It’s best to avoid fruit and sugary vegetables(carrots, pumpkin, sweet potatoes, etc) entirely. Rabbits have specialized digestive tracts to allow fermentation to take place for fiber to be digested by bacteria and broken down into absorb-able forms of nutrients. So the fiber that rabbits eat does nothing in the small intestine. It travels to the cecum where fermentation takes place. The bi-products of that digestion are volatile fatty acids. When you feed an appropriate ratio of fiber to carbs, or non-digestible fiber to simple sugars, a certain ratio of volatile fatty acids is produced.

When you overfeed fruits in the rabbit a few things happen to the digestive tract.

  1. The simple sugars are absorbed in the small intestine and affect appetite/motility hormones, most specifically motilin, which when carbs are overfed is under-produced and GI motility is slowed down.
  2. The ratio of VFA’s produced by the cecum changes, because the population of bacteria changes to favor bacteria that prefer simple sugars. This lowers the pH of the cecum which causes
  3. The veriform appendix to overproduce bicarbonate to buffer the cecal contents. Rabbits that are fed too high of carbohydrates have grossly larger appendixes, are more prone to GI stasis, and may become overweight or have problems with excessive cecotropes.

Water from a clean crock/bowl is best for optimum hydration. Never use a bottle for rabbits as they can cause dehydration, stasis, kidney disease, chipped teeth, choking and neck pain.

NOTE: For rabbits that have chronic GI problems, it may be beneficial to completely remove pellets and/or salad from the diet. Some rabbits are sensitive to grains (found in most pellets) and some cannot tolerate any fresh greens. Please consult your veterinarian with any questions about transitioning to modified diets.


  • Potatoes
  • Avocado
  • Chocolate
  • Onion/Garlic
  • Muesli
  • Millet
  • Nuts/seeds
  • Bread
  • Corn
  • Dairy/yogurt drops

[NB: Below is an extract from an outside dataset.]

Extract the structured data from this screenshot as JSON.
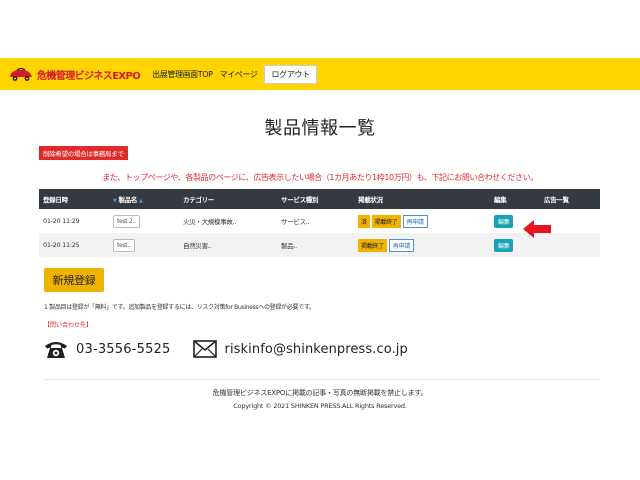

  • Kaytee
  • Purina
  • Vitakraft
  • Small World
  • Rosewood Naturals

Click here to download our Rabbit Diet Guide.

© House Rabbit Society of Chicago